Sensitized to the small deviations, the viewer notices further signs of the threat to the Order: the edging of the door to the "bowl" - like the cover of the staircase cylinder - shows vertical traces of light dirt. Concrete surfaces bear the birth scars of boarding and accumulated wetness, and one of the traffic cones has already been quite mishandled. (#3314, #3374, #3318)
In this way, Michael Nguyen's series of pictures also becomes a pointer to the entropic questioning of the utopian ideality of pure perfection. At the same time, it remains a celebration of human endeavor and creativity.
All images will be available as prints for exhibitions in a fine and elegant limited and signed artist's edition, printed on brushed silver aluminum.
You may also like written by Prof. Dr. Rainer Funke:
- Calmness in Sight
- The Power of Design and the Contradictions between Art and Life
- Seduction through the Geometric, the Regular, the Symmetrical
The BMW ensemble is a impressive work of futuristic architecture. It includes the BMW Tower, BMW Welt, BMW Museum, BMW Group Parking Garage and the TRIAS Bridge. BMW Welt is the most visited tourist attraction in Bavaria. In October 2015, eight years after opening, BMW Welt welcomed its 20 millionth visitor.
The BMW four-cylinder, the BMW Tower is BMW's main administrative building in Munich. The building is 101 m high and is located near Munich's Olympic grounds. The BMW Museum is located directly next to the BMW Four-Cylinder, and BMW Welt is opposite. The BMW skyscraper consists of four vertical cylinders arranged next to each other in a cross shape, with each cylinder being divided horizontally once again by pulling back the façade above the center. The building was completed for the 1972 Summer Olympics. The architect was the Austrian Karl Schwanzer, who also designed the BMW Museum.
The BMW Welt in Munich was built in 2007 on a site of around 25,000 m². The 28 m high building with seven levels was constructed with a maximum length of 180 m and a minimum width of 130 m by the architect Coop Himmelb(l)au, from Vienna. At the double cone, a bridge at a height of 7.5 m connects the building with the BMW Museum and the BMW plant grounds.
The BMW Museum opened in 1973 shortly after the Summer Olympics. The silver futuristic building has a circular footprint of 20 meters in diameter and a flat roof of about 40 meters. An oversized BMW logo is on the flat roof. The listed circular museum building, the so-called bowl with the neighboring low-rise building, stands directly next to the BMW high-rise and is the symbol of the BMW Museum.
The listed BMW Group Parking Garage designed by Karl Schwanzer is for 1600 vehicles and fits harmoniously into the ensemble of BMW buildings in Munich.
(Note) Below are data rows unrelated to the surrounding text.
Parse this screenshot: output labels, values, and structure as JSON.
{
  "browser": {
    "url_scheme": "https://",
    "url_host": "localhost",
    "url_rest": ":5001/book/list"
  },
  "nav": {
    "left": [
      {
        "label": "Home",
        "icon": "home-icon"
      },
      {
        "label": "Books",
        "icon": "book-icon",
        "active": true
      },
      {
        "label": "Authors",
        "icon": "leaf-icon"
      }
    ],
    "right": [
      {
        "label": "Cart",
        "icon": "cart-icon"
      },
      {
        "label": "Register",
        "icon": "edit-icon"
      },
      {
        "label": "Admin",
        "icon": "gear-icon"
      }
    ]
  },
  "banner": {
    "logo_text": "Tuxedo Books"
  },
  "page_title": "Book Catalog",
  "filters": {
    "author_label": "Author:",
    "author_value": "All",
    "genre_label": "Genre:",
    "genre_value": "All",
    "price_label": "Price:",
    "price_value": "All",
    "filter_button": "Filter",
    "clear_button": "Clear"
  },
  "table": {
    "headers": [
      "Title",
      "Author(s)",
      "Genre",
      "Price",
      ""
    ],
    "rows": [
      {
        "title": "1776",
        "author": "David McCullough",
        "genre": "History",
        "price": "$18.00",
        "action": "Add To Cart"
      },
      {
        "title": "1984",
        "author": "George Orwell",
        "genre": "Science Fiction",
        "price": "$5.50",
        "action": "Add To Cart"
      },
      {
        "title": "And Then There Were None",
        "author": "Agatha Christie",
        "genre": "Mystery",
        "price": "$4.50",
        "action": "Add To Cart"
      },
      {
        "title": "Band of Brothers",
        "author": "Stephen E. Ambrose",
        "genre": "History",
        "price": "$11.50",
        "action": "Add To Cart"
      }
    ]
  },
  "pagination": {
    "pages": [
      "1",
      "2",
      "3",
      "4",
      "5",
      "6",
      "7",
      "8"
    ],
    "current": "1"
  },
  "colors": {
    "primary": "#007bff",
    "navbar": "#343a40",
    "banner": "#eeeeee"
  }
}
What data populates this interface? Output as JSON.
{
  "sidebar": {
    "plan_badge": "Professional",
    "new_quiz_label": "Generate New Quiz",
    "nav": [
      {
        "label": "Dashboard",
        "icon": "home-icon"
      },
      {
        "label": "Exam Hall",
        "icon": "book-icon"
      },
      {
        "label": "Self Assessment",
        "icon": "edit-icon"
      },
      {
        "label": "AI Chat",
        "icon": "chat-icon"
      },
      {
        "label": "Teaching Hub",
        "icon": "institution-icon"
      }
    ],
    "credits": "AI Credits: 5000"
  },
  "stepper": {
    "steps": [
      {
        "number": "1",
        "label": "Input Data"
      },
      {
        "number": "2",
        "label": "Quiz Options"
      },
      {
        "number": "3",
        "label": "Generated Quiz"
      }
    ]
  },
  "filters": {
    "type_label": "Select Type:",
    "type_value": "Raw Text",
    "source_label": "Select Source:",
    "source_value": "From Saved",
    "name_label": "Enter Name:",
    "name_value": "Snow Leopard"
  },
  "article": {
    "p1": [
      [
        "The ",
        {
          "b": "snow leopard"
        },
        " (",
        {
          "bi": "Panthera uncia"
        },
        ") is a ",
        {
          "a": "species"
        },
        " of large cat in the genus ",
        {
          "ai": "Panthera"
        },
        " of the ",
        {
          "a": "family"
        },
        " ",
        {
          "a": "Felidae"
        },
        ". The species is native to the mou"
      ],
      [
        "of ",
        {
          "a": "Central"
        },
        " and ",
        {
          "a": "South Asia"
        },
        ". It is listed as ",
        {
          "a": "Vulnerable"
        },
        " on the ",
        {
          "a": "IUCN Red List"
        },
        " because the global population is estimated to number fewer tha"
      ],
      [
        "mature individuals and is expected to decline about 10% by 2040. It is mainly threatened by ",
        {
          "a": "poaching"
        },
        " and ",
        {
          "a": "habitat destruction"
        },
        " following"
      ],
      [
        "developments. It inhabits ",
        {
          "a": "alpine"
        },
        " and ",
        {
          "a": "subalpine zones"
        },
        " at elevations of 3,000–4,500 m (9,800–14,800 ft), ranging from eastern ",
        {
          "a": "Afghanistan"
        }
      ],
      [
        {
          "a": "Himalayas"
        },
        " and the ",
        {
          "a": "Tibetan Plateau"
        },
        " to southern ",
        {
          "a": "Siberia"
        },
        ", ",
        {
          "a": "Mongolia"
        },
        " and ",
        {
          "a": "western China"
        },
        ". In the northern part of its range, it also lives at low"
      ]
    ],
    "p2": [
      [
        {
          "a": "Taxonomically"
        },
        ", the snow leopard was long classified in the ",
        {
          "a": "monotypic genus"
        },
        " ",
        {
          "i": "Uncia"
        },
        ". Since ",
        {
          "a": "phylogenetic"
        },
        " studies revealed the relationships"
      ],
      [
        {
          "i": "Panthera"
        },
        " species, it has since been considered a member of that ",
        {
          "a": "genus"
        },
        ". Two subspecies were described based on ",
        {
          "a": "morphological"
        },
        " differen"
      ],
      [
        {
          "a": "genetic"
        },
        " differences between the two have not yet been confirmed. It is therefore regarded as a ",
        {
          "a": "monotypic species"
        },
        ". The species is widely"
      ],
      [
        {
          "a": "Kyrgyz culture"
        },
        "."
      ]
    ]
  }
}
With a length of almost 93 m, the so-called TRIAS Bridge in Munich leads over Lerchenauer Straße and thus connects BMW Welt with the BMW Museum and the BMW high-rise building opposite. The bridge is part of the overall architectural concept of the architectural firm Coop Himmelb(l)au.